Protecting Athletes and Sports Safety Initiative Latest To Tackle Youth Sports Concussion Safety Issue

 

Last week in Washington D.C., I was privileged to have been invited to attend and participate in the kickoff event for an innovative two-year initiative called PASS (Protecting Athletes and Sports Safety).

A joint project of the Satcher Health Leadership Institute at Morehouse School of Medicine and the Department of Global Health at George Washington University School of Public Health and Health Services, PASS is the latest in a series of national programs designed to address and combat the incidence of catastrophic brain injuries among the more than twenty million youth who participate in organized sports annually.

Brooke de Lench found the kickoff event for an innovative two-year initiative called PASS (Protecting Athletes and Sports Safety) noteworthy for the fact that research scientists on on one panel all said they would allow their kids to play football, and the panelists on another conceded that edu-tainment is not the mainstream media's strength.

New Concussion Report's Failure To Discuss Impact Monitoring Unfortunate Omission

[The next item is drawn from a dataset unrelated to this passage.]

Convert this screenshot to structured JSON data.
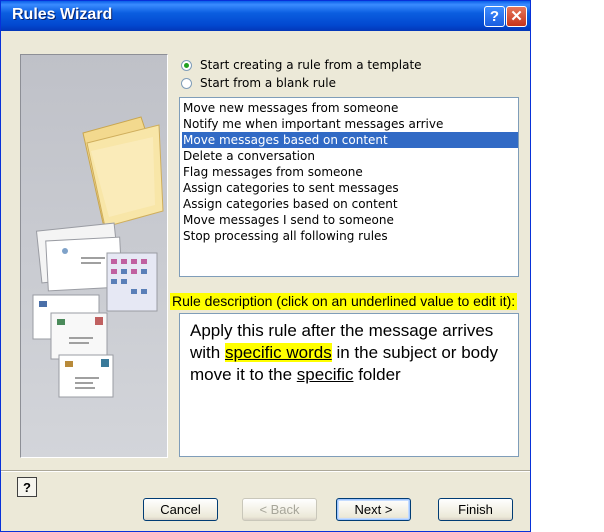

The MomsTEAM staff and I are still digging into the Institute of Medicine and National Research Council's three-hundred-some-odd page report on sports-related concussions in youth sports,[1]  but one thing jumped out at me at my first pass: When I did a search in the report for a discussion of impact monitoring devices (a/k/a hit sensors), I found only one brief mention of sensors in the committee's recommendation that the Centers for Disease Control fund large scale data collection efforts for research purposes, including data from impact sensors.

Conspicuous by its absence from the new IOM/NRC report on concussions in youth sports was any mention of the use of real-time impact monitoring systems on the sports sideline. Unfortunately, the lack of any such discussion will just end up making it that much more difficult to get the message out that the benefits of real-time impact monitoring, and place an additional obstacle in the path to their use.

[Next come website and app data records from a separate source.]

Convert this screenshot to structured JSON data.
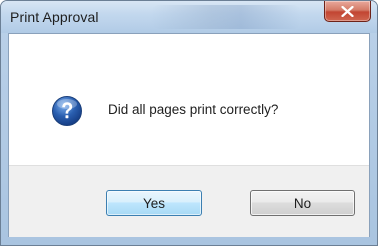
{
  "window": {
    "title": "Print Approval"
  },
  "dialog": {
    "icon": "question-icon",
    "message": "Did all pages print correctly?"
  },
  "buttons": {
    "yes_label": "Yes",
    "no_label": "No"
  },
  "colors": {
    "titlebar": "#c3d8ee",
    "close_button": "#c24532",
    "default_button_border": "#3c7fb1",
    "footer": "#f0f0f0",
    "icon_blue": "#2a5fb0"
  }
}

Early Sport Specialization: Does It Lead To Long-Term Problems?

Sports specialization, including year-round sport-specific training, participation on multiple teams in the same sport and focused participation in a single sport, leads to long-term problems.

Post-Concussion Syndrome: New Therapies Offer Hope, Says Mother Of Hockey Star, Caitlin Cahow

In her long road to recovery from post-concussion syndrome, two-time Olympic hockey star Caitlin Cahow had the best help a daughter could ask for, a mom who was there for her, no questions asked.  Caitlin's mom, a physician herself, shares with MomsTEAM's Brooke de Lench her perspective on new treatment therapies.

Impact Sensors: Frequently Asked Questions

The last several years have seen a growing number of companies introduce to the consumer market the first generation of impact sensors intended for real time monitoring of impacts to the heads of athletes in actual games and practices. Here are our answers to the most frequently asked questions about sensors.

Concussion Identification and Removal from Play: It's All About the "Five E's"

To minimize the risk of delayed recovery from concussion, long-term injury, or, in rare instances, catastrophic injury or death, it is critical that athletes suspected of having sustained a concussion are removed from play as early as possible.  the chances that a concussion will be identified early on the sports sideline can be maximized by following a multi-pronged approach utilizing the "Five E's."